You define the type of table to be processed by selecting it from the list
You check the Recurrent box if you want to take into account also the
subdirectories in the directory

The TABLE output must be connected to the first tool of the model.
The output Name will be used for the output data (see below) Iterate Workspaces

You define the directory containing the geodatabases or directories.
You can use a mask name of (with *)
You define the type of workspace to process by selecting it from the list
You check the Recurrent box if you want to take into account also the
subdirectories in the directory

The output WORKSPACE must be connected to the first tool of the model.
The output Name will be used for the output data (see below)

Name of the resulting layer
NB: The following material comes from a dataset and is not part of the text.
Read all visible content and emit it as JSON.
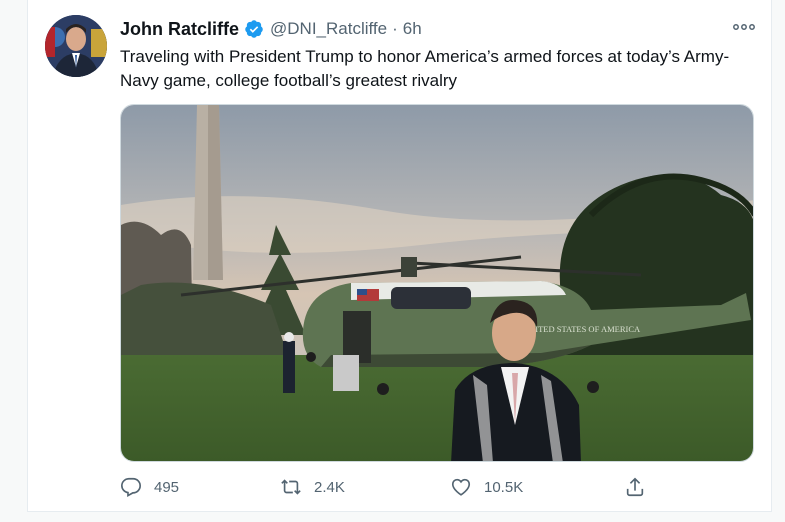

By opening the last tool of a model, you will always find the “Output”
field, where you will define the place and the name of the resulting layer. For
example:

C: \ Users \ admin \ Documents \ ArcGIS \ Projects
\ MyProject10 \ HYDROGRAPHIE_SURFACIQUE.shp

So that, at each iteration, the resulting layer has a different name (if
not each consecutive output overwrites the previous one) you have to add a
variable element in the name.

This element will be the iterator output NAME. To insert NAME into the layer
output name, simply insert NAME between % in the desired place of the string
name, for example:

C: \ Users \ admin \ Documents \ ArcGIS \ Projects
\ MyProject10 \ HYDROGRAPHIE_SURFACIQUE_% NAME% .shp

At each iteration, % NAME% will be substituted by the name of the input
layer.

If you have held so far, you deserve to read the next article where we
will discuss other types of iterators that play a role in a layer features.

Leave a Reply

Your e-mail address will not be published. Required fields are marked *